● **TASK DETAILS**
Find the lines in the records that carry the word "measures". Copy each one.

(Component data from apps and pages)
%%
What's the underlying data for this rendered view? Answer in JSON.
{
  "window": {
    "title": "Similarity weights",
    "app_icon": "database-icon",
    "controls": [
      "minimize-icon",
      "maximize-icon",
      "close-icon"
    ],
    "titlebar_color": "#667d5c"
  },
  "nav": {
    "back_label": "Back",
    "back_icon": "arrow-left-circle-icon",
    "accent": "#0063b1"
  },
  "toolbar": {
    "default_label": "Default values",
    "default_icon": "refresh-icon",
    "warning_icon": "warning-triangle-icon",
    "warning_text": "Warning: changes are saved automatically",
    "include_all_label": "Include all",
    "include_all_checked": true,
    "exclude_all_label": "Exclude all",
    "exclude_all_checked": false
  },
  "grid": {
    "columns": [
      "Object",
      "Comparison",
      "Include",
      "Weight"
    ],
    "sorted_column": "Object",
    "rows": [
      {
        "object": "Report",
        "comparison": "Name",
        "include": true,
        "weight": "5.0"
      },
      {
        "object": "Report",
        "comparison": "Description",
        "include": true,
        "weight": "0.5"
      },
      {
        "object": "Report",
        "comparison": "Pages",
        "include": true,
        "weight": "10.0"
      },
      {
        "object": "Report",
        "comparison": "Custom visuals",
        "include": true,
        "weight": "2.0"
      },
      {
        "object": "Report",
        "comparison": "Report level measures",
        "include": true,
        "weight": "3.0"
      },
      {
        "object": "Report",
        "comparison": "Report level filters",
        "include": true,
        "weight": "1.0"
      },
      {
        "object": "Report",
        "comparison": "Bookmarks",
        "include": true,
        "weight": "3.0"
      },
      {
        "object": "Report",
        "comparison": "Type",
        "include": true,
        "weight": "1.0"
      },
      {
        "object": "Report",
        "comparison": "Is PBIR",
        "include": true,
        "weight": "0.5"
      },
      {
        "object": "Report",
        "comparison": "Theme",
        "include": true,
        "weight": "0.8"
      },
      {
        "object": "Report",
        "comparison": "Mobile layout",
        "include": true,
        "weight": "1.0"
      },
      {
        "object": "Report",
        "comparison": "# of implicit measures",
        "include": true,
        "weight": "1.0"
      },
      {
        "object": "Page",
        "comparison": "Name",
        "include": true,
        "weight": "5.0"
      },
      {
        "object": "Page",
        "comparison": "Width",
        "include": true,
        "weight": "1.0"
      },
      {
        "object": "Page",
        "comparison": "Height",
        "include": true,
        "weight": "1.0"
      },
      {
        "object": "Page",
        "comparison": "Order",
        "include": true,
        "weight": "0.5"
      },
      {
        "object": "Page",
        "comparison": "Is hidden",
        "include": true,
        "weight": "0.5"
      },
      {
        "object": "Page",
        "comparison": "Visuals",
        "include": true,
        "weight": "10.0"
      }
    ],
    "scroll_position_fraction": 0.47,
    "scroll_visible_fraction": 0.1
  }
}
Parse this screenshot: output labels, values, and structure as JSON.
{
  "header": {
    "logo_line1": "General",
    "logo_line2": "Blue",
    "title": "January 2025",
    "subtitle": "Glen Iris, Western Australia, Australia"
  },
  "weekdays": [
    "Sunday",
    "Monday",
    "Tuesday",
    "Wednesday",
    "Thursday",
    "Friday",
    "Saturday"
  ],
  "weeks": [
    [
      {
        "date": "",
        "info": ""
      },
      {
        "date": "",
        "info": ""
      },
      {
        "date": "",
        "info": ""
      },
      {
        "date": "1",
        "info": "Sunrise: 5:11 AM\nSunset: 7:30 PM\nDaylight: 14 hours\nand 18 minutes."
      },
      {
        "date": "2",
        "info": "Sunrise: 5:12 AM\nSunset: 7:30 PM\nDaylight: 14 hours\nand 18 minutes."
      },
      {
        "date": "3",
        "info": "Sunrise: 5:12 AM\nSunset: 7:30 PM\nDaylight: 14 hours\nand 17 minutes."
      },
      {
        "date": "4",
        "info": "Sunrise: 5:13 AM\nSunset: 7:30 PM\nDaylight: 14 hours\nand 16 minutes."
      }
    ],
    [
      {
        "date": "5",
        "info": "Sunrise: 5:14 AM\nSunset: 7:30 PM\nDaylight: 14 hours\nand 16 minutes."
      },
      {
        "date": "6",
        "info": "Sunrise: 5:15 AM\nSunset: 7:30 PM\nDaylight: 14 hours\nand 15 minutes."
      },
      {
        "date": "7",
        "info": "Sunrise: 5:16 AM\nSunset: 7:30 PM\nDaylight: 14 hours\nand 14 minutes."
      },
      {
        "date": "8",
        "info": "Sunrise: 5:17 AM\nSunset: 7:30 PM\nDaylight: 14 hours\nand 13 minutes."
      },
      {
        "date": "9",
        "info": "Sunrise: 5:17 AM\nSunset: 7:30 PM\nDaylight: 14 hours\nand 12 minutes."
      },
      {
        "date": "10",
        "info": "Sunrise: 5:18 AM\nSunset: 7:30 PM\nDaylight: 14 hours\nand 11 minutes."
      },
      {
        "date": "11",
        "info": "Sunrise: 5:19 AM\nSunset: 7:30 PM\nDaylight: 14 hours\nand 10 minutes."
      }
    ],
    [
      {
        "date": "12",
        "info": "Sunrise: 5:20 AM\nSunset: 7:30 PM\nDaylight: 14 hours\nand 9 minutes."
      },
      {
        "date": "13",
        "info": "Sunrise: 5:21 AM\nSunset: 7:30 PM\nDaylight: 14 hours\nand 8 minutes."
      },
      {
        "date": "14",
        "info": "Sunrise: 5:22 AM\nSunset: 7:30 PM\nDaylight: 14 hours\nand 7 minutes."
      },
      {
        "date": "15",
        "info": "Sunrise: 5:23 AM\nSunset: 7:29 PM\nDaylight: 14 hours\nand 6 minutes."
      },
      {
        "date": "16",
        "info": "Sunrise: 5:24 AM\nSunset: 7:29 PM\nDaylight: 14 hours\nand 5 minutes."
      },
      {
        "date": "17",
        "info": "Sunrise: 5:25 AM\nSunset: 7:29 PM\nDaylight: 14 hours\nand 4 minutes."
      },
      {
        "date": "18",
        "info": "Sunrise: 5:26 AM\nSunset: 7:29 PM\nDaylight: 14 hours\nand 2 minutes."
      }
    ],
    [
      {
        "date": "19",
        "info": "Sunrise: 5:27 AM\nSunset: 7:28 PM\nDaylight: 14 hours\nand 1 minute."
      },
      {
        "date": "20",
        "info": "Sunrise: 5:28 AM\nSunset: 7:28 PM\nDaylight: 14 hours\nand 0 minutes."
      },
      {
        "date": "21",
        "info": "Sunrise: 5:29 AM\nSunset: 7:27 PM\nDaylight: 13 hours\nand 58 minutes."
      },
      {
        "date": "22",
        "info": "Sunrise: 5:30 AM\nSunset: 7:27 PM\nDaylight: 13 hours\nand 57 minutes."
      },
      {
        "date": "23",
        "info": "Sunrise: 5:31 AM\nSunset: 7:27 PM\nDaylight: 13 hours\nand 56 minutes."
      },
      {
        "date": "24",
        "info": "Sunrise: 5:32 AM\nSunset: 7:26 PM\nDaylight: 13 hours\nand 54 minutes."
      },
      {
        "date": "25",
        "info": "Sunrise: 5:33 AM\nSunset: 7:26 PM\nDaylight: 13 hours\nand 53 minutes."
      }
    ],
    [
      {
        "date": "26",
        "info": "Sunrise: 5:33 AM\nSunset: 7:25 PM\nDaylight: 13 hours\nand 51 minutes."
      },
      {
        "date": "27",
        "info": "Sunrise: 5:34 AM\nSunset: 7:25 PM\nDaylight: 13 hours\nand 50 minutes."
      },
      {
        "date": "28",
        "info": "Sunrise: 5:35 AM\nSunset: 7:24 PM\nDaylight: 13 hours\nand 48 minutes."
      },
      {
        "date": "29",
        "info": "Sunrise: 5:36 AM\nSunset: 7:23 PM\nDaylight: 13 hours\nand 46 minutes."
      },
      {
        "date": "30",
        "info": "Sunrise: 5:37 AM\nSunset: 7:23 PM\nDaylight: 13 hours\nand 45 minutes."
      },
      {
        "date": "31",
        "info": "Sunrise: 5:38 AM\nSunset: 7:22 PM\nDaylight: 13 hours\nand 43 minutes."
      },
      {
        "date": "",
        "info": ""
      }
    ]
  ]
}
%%
● **FINISHED EXERCISE**
        "comparison": "Report level measures",
        "comparison": "# of implicit measures",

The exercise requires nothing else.